Information
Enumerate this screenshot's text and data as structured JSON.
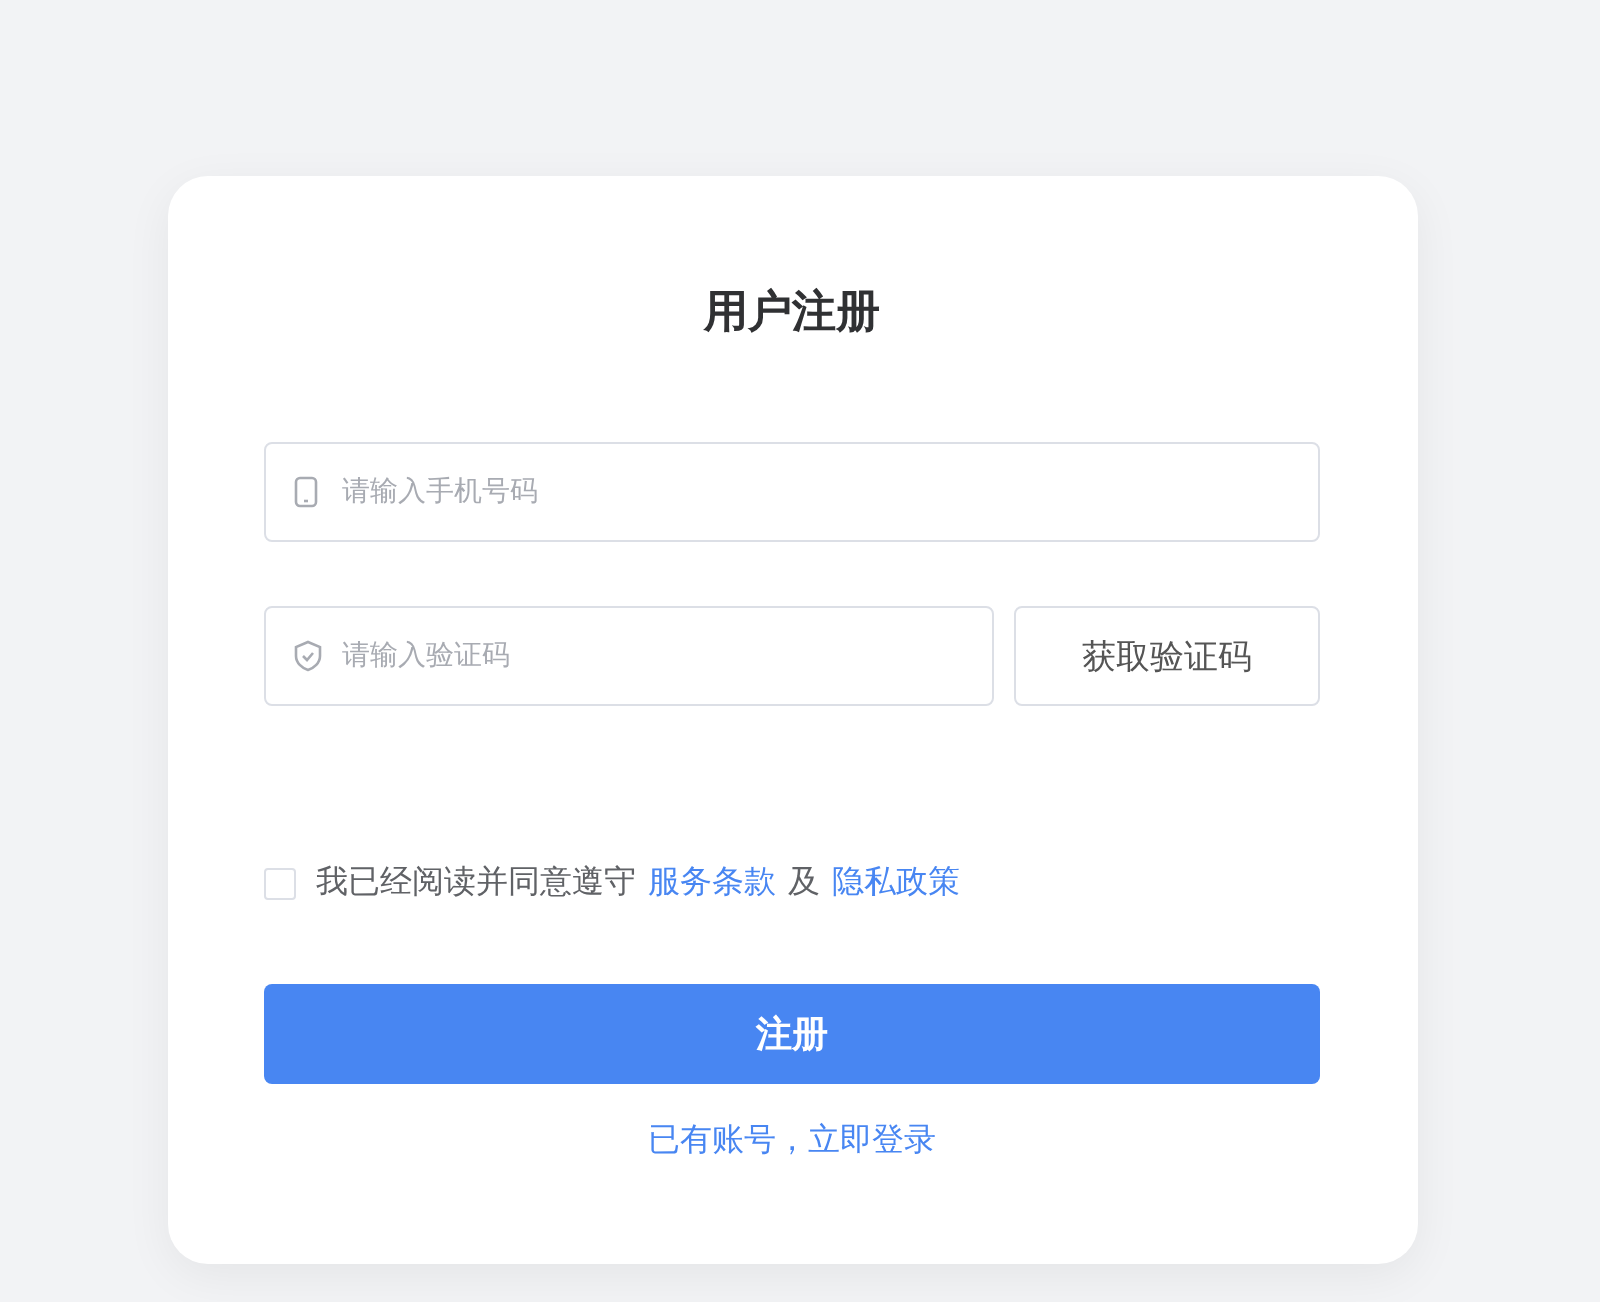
{
  "title": "用户注册",
  "phone_field": {
    "placeholder": "请输入手机号码"
  },
  "code_field": {
    "placeholder": "请输入验证码"
  },
  "code_button": "获取验证码",
  "agreement": {
    "checked": false,
    "text": "我已经阅读并同意遵守",
    "terms_link": "服务条款",
    "conjunction": "及",
    "privacy_link": "隐私政策"
  },
  "submit_button": "注册",
  "login_link": "已有账号，立即登录"
}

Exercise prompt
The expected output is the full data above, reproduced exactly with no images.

Expected answer
Enumerate this screenshot's text and data as structured JSON.
{
  "title": "用户注册",
  "phone_field": {
    "placeholder": "请输入手机号码"
  },
  "code_field": {
    "placeholder": "请输入验证码"
  },
  "code_button": "获取验证码",
  "agreement": {
    "checked": false,
    "text": "我已经阅读并同意遵守",
    "terms_link": "服务条款",
    "conjunction": "及",
    "privacy_link": "隐私政策"
  },
  "submit_button": "注册",
  "login_link": "已有账号，立即登录"
}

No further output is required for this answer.